WHAT TO PRODUCE: Skip the pictures. Give all the data again exactly.
------ RECORDS FOR THIS TASK
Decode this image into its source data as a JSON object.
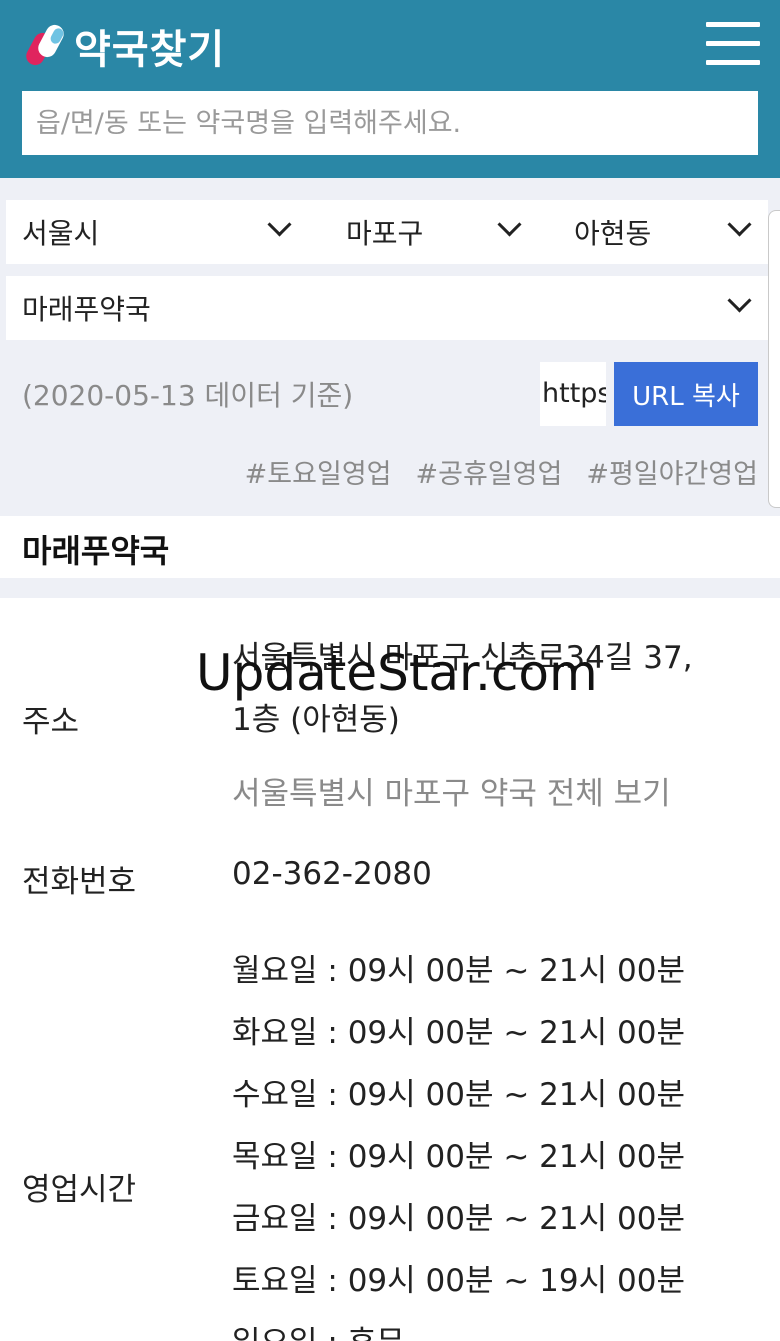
{
  "header": {
    "logo_text": "약국찾기",
    "search_placeholder": "읍/면/동 또는 약국명을 입력해주세요."
  },
  "filters": {
    "city": "서울시",
    "district": "마포구",
    "dong": "아현동",
    "pharmacy": "마래푸약국"
  },
  "data_note": "(2020-05-13 데이터 기준)",
  "url_value": "https",
  "url_button": "URL 복사",
  "tags": [
    "#토요일영업",
    "#공휴일영업",
    "#평일야간영업"
  ],
  "pharmacy": {
    "name": "마래푸약국",
    "address_label": "주소",
    "address_line1": "서울특별시 마포구 신촌로34길 37,",
    "address_line2": "1층 (아현동)",
    "view_all": "서울특별시 마포구 약국 전체 보기",
    "phone_label": "전화번호",
    "phone": "02-362-2080",
    "hours_label": "영업시간",
    "hours": [
      "월요일 : 09시 00분 ~ 21시 00분",
      "화요일 : 09시 00분 ~ 21시 00분",
      "수요일 : 09시 00분 ~ 21시 00분",
      "목요일 : 09시 00분 ~ 21시 00분",
      "금요일 : 09시 00분 ~ 21시 00분",
      "토요일 : 09시 00분 ~ 19시 00분",
      "일요일 : 휴무"
    ]
  },
  "watermark": "UpdateStar.com",
  "colors": {
    "header_bg": "#2a87a6",
    "button_bg": "#3a6fd8",
    "strip_bg": "#eef0f6"
  }
}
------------
TASK SOLUTION:
Decode this image into its source data as a JSON object.
{
  "header": {
    "logo_text": "약국찾기",
    "search_placeholder": "읍/면/동 또는 약국명을 입력해주세요."
  },
  "filters": {
    "city": "서울시",
    "district": "마포구",
    "dong": "아현동",
    "pharmacy": "마래푸약국"
  },
  "data_note": "(2020-05-13 데이터 기준)",
  "url_value": "https",
  "url_button": "URL 복사",
  "tags": [
    "#토요일영업",
    "#공휴일영업",
    "#평일야간영업"
  ],
  "pharmacy": {
    "name": "마래푸약국",
    "address_label": "주소",
    "address_line1": "서울특별시 마포구 신촌로34길 37,",
    "address_line2": "1층 (아현동)",
    "view_all": "서울특별시 마포구 약국 전체 보기",
    "phone_label": "전화번호",
    "phone": "02-362-2080",
    "hours_label": "영업시간",
    "hours": [
      "월요일 : 09시 00분 ~ 21시 00분",
      "화요일 : 09시 00분 ~ 21시 00분",
      "수요일 : 09시 00분 ~ 21시 00분",
      "목요일 : 09시 00분 ~ 21시 00분",
      "금요일 : 09시 00분 ~ 21시 00분",
      "토요일 : 09시 00분 ~ 19시 00분",
      "일요일 : 휴무"
    ]
  },
  "watermark": "UpdateStar.com",
  "colors": {
    "header_bg": "#2a87a6",
    "button_bg": "#3a6fd8",
    "strip_bg": "#eef0f6"
  }
}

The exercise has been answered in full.